Tuesday, April 9, 2013

Iran Continues To Pursue A "Peaceful" Nuclear Program

A few days after talks with 5 other nuclear countries stalled, the Iranians have announced the opening of a new uranium-enrichment plant. This announcement came in what is celebrated as “National Nuclear Day” in Iran. The state run news agency in Iran announced that Iran is opening both a new uranium mine and a processing plant.  As always, the international community is very suspicious about this enrichment, while Iran claims it is acting well within its “nuclear rights” of using it for energy. 

"Enrichment is part of the rights of the Iranian people, whether we're talking about 5% or 20%," said Iran's top nuclear negotiator, Saeed Jalili,. However, Arnie Gundersen, a chief energy adviser, said that the difference between 5 percent and 20 percent is exactly the difference between peaceful energy and weapons grade uranium.  The other substance that is needed to enrich uranium is what has been known as yellow cake, which is processed, mined uranium ore (pictured).
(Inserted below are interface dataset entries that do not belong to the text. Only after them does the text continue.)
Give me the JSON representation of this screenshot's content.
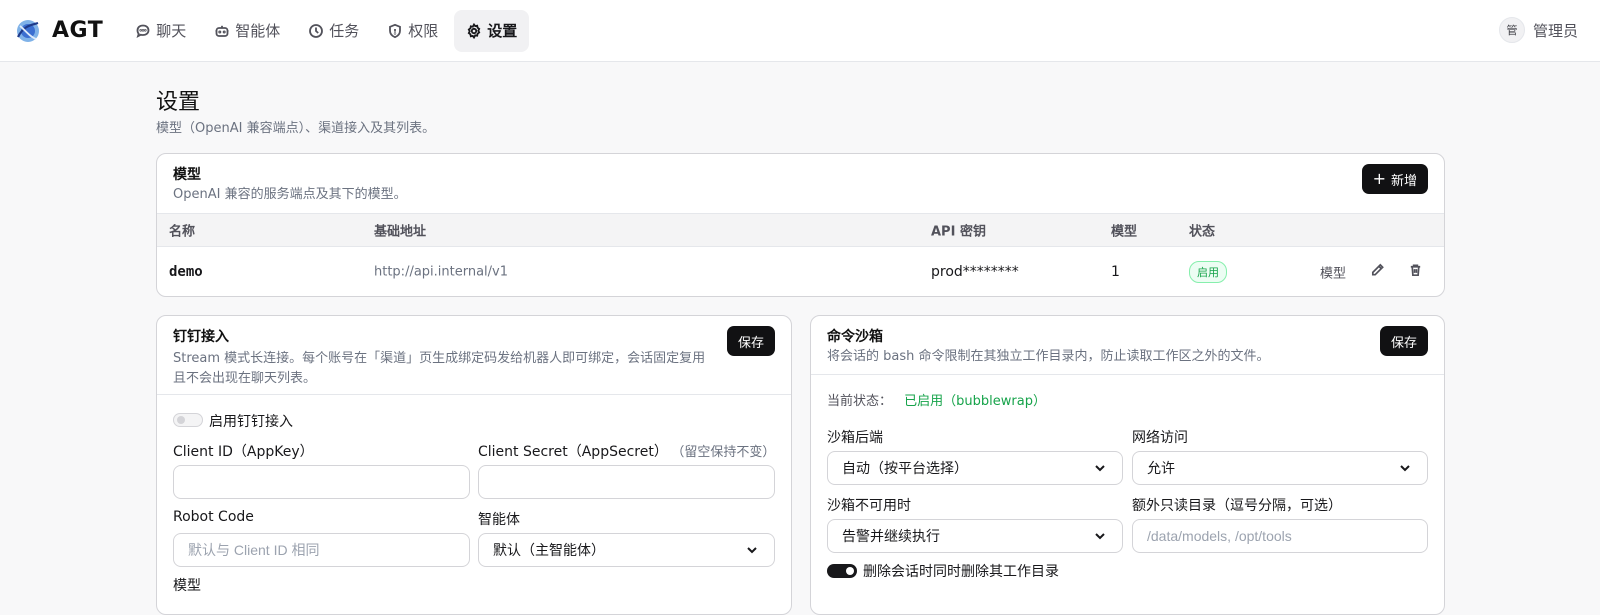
{
  "app": {
    "brand": "AGT"
  },
  "nav": [
    {
      "label": "聊天",
      "icon": "chat-icon",
      "active": false
    },
    {
      "label": "智能体",
      "icon": "robot-icon",
      "active": false
    },
    {
      "label": "任务",
      "icon": "clock-icon",
      "active": false
    },
    {
      "label": "权限",
      "icon": "shield-icon",
      "active": false
    },
    {
      "label": "设置",
      "icon": "gear-icon",
      "active": true
    }
  ],
  "user": {
    "avatar_text": "管",
    "name": "管理员"
  },
  "page": {
    "title": "设置",
    "subtitle": "模型（OpenAI 兼容端点）、渠道接入及其列表。"
  },
  "models": {
    "title": "模型",
    "desc": "OpenAI 兼容的服务端点及其下的模型。",
    "add_label": "新增",
    "columns": [
      "名称",
      "基础地址",
      "API 密钥",
      "模型",
      "状态"
    ],
    "rows": [
      {
        "name": "demo",
        "base_url": "http://api.internal/v1",
        "api_key": "prod********",
        "model_count": "1",
        "status": "启用",
        "action_models": "模型"
      }
    ]
  },
  "dingtalk": {
    "title": "钉钉接入",
    "desc": "Stream 模式长连接。每个账号在「渠道」页生成绑定码发给机器人即可绑定，会话固定复用且不会出现在聊天列表。",
    "save_label": "保存",
    "enable_label": "启用钉钉接入",
    "client_id_label": "Client ID（AppKey）",
    "client_id_value": "",
    "client_secret_label": "Client Secret（AppSecret）",
    "client_secret_hint": "（留空保持不变）",
    "client_secret_value": "",
    "robot_code_label": "Robot Code",
    "robot_code_placeholder": "默认与 Client ID 相同",
    "agent_label": "智能体",
    "agent_value": "默认（主智能体）",
    "model_label": "模型"
  },
  "sandbox": {
    "title": "命令沙箱",
    "desc": "将会话的 bash 命令限制在其独立工作目录内，防止读取工作区之外的文件。",
    "save_label": "保存",
    "status_label": "当前状态：",
    "status_value": "已启用（bubblewrap）",
    "backend_label": "沙箱后端",
    "backend_value": "自动（按平台选择）",
    "network_label": "网络访问",
    "network_value": "允许",
    "unavailable_label": "沙箱不可用时",
    "unavailable_value": "告警并继续执行",
    "extra_ro_label": "额外只读目录（逗号分隔，可选）",
    "extra_ro_placeholder": "/data/models, /opt/tools",
    "delete_workdir_label": "删除会话时同时删除其工作目录"
  },
  "colors": {
    "accent_green": "#16a34a",
    "dark_button": "#111113"
  }
}
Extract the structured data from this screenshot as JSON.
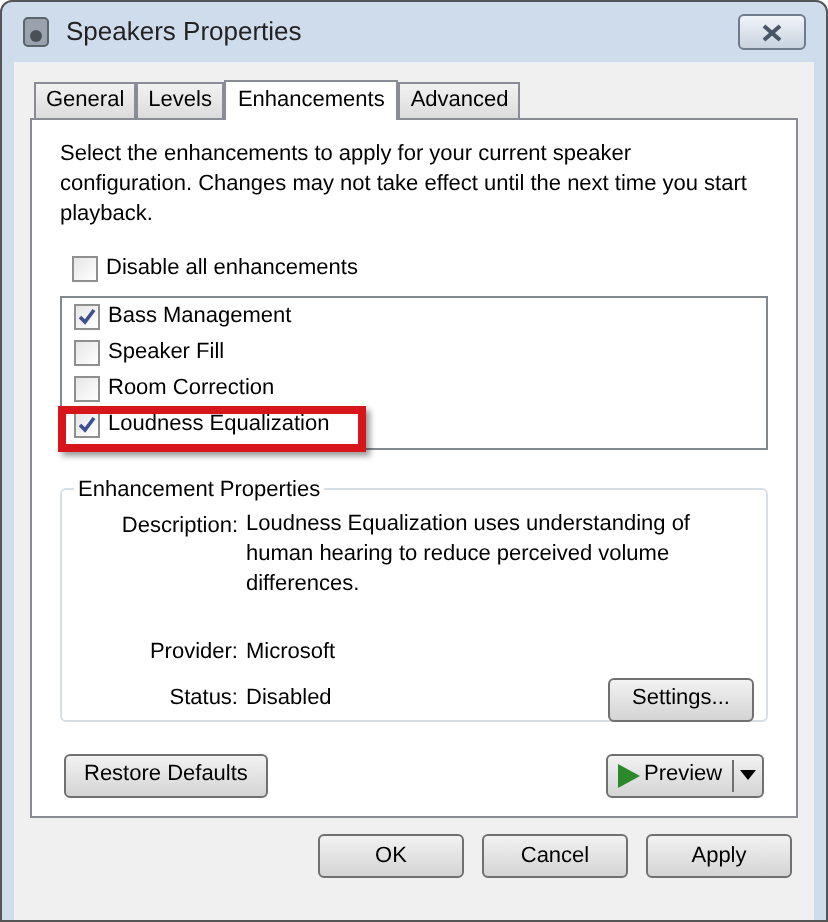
{
  "window": {
    "title": "Speakers Properties"
  },
  "tabs": [
    {
      "label": "General",
      "selected": false
    },
    {
      "label": "Levels",
      "selected": false
    },
    {
      "label": "Enhancements",
      "selected": true
    },
    {
      "label": "Advanced",
      "selected": false
    }
  ],
  "intro": "Select the enhancements to apply for your current speaker configuration. Changes may not take effect until the next time you start playback.",
  "disable_all": {
    "label": "Disable all enhancements",
    "checked": false
  },
  "enhancements": [
    {
      "label": "Bass Management",
      "checked": true,
      "highlighted": false
    },
    {
      "label": "Speaker Fill",
      "checked": false,
      "highlighted": false
    },
    {
      "label": "Room Correction",
      "checked": false,
      "highlighted": false
    },
    {
      "label": "Loudness Equalization",
      "checked": true,
      "highlighted": true
    }
  ],
  "properties": {
    "title": "Enhancement Properties",
    "description_label": "Description:",
    "description": "Loudness Equalization uses understanding of human hearing to reduce perceived volume differences.",
    "provider_label": "Provider:",
    "provider": "Microsoft",
    "status_label": "Status:",
    "status": "Disabled",
    "settings_button": "Settings..."
  },
  "restore_button": "Restore Defaults",
  "preview_button": "Preview",
  "buttons": [
    "OK",
    "Cancel",
    "Apply"
  ]
}
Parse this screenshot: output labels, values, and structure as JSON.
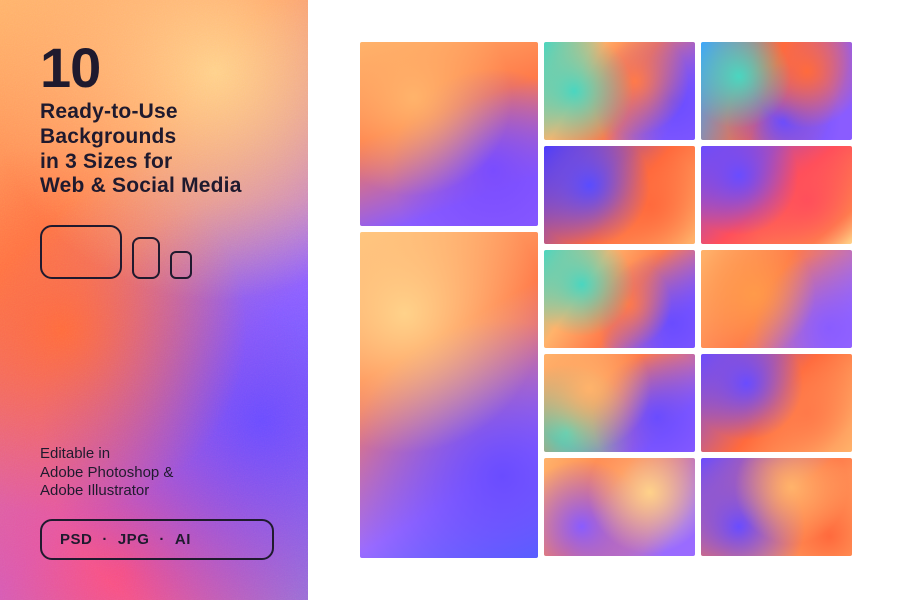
{
  "hero": {
    "count": "10",
    "headline_l1": "Ready-to-Use",
    "headline_l2": "Backgrounds",
    "headline_l3": "in 3 Sizes for",
    "headline_l4": "Web & Social Media",
    "editable_l1": "Editable in",
    "editable_l2": "Adobe Photoshop &",
    "editable_l3": "Adobe Illustrator",
    "formats": {
      "f1": "PSD",
      "f2": "JPG",
      "f3": "AI",
      "sep": "·"
    }
  },
  "thumbs": {
    "p1": "gradient-portrait-1",
    "p2": "gradient-portrait-2",
    "t1": "gradient-1",
    "t2": "gradient-2",
    "t3": "gradient-3",
    "t4": "gradient-4",
    "t5": "gradient-5",
    "t6": "gradient-6",
    "t7": "gradient-7",
    "t8": "gradient-8",
    "t9": "gradient-9",
    "t10": "gradient-10"
  }
}
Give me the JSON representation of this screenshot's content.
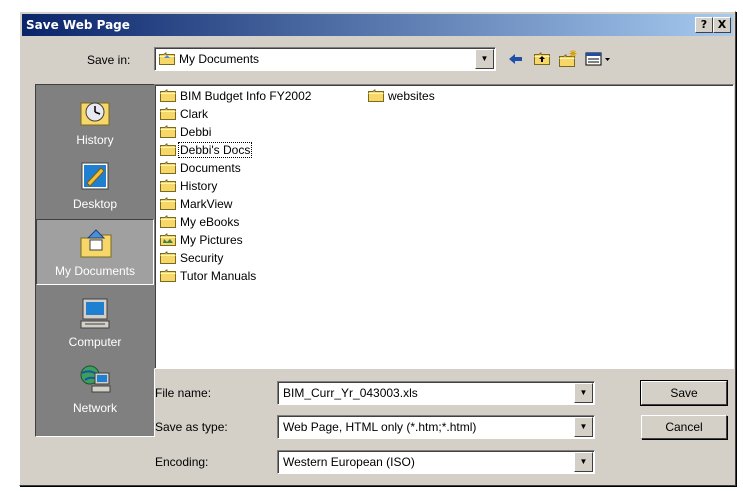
{
  "window": {
    "title": "Save Web Page",
    "help_label": "?",
    "close_label": "X"
  },
  "save_in": {
    "label": "Save in:",
    "value": "My Documents",
    "icon": "my-documents-icon"
  },
  "toolbar": {
    "back_icon": "back-arrow-icon",
    "up_icon": "up-one-level-icon",
    "new_folder_icon": "new-folder-icon",
    "views_icon": "views-menu-icon"
  },
  "places": [
    {
      "label": "History",
      "icon": "history-icon"
    },
    {
      "label": "Desktop",
      "icon": "desktop-icon"
    },
    {
      "label": "My Documents",
      "icon": "my-documents-icon",
      "selected": true
    },
    {
      "label": "Computer",
      "icon": "computer-icon"
    },
    {
      "label": "Network",
      "icon": "network-icon"
    }
  ],
  "files": {
    "column1": [
      "BIM Budget Info FY2002",
      "Clark",
      "Debbi",
      "Debbi's Docs",
      "Documents",
      "History",
      "MarkView",
      "My eBooks",
      "My Pictures",
      "Security",
      "Tutor Manuals"
    ],
    "column2": [
      "websites"
    ]
  },
  "form": {
    "file_name_label": "File name:",
    "file_name_value": "BIM_Curr_Yr_043003.xls",
    "save_type_label": "Save as type:",
    "save_type_value": "Web Page, HTML only (*.htm;*.html)",
    "encoding_label": "Encoding:",
    "encoding_value": "Western European (ISO)"
  },
  "buttons": {
    "save": "Save",
    "cancel": "Cancel"
  },
  "colors": {
    "face": "#d4d0c8",
    "title_start": "#0a246a",
    "title_end": "#a6caf0",
    "places_bg": "#808080",
    "folder": "#f7d768"
  }
}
                                                         Substance known as yellow cake.

The other nuclear countries, which include the United States, France, Britain, China, Russia and Germany, will continue to impose sanctions on Iran and push for energy inspectors to be allowed access to all of Iran’s facilities. However, Iran continues is stubborn agenda towards the international community, which only makes the standoff much worse. 

One of the big worries of Iran obtaining nuclear weapons (besides the obvious threat to Israel) is what would happen to them in the event of a regime change. Would the nuclear weapons be secure, or could they fall into the hands of those that have the motivation to actually use them, from anything to Israel to terrorism. This fear, along with the questionable regime and an unstable region, could add up to action by the international community if Iran continues its “rogue” nuclear program, be it for peaceful energy or something much more sinister.

Sources: http://www.cnn.com/2013/04/09/world/meast/iran-nuclear/index.html?hpt=wo_c2


  1. The U.S. is "the big bully" that is keeping other countries from having nuclear firepower. But lets really look at the fact that if Iran gets this power we know exactly what country those nukes will be pointed at (Israel). It will be a disastrous future if Iran sneaks a nuclear program past the international community. Hopefully Iran is just pursuing an energy alternative, but energy inspectors should not have any kind of issues understanding what is going on behind the curtains.

  2. I disagree with Shaw about the US being a "big bully" when it comes to nuclear energy. All of the countries that Josh listed who currently use nuclear energy to power a portion of their country are very transparent in their actions. In the US, we clearly and transparency allow the rest of the world to know where our nuclear power plants exist and the status of such plants. As we saw in Japan a few years back, nuclear energy is a complicated and dangerous thing to work with and natural disasters can place a lot of stress on not only the people of that country living near the nuclear plant but also lasting impacts of the rest of the world. If Iran were truly focusing on "peaceful" nuclear programs to fuel the country's need for energy then there would be no reason not to allow the international community to have information about their program as most other nuclear nations do. We do not live in an isolated world. Nuclear energy can have lasting impacts for all of the world's citizens if not handled properly. John, I think your attention to what would happen to the nuclear program in the case of a regime change is quite interesting because with the instability in the MENA region it is quite possible that the current ruling regime in Iran doesn't last as long as predicted before the Arab Spring.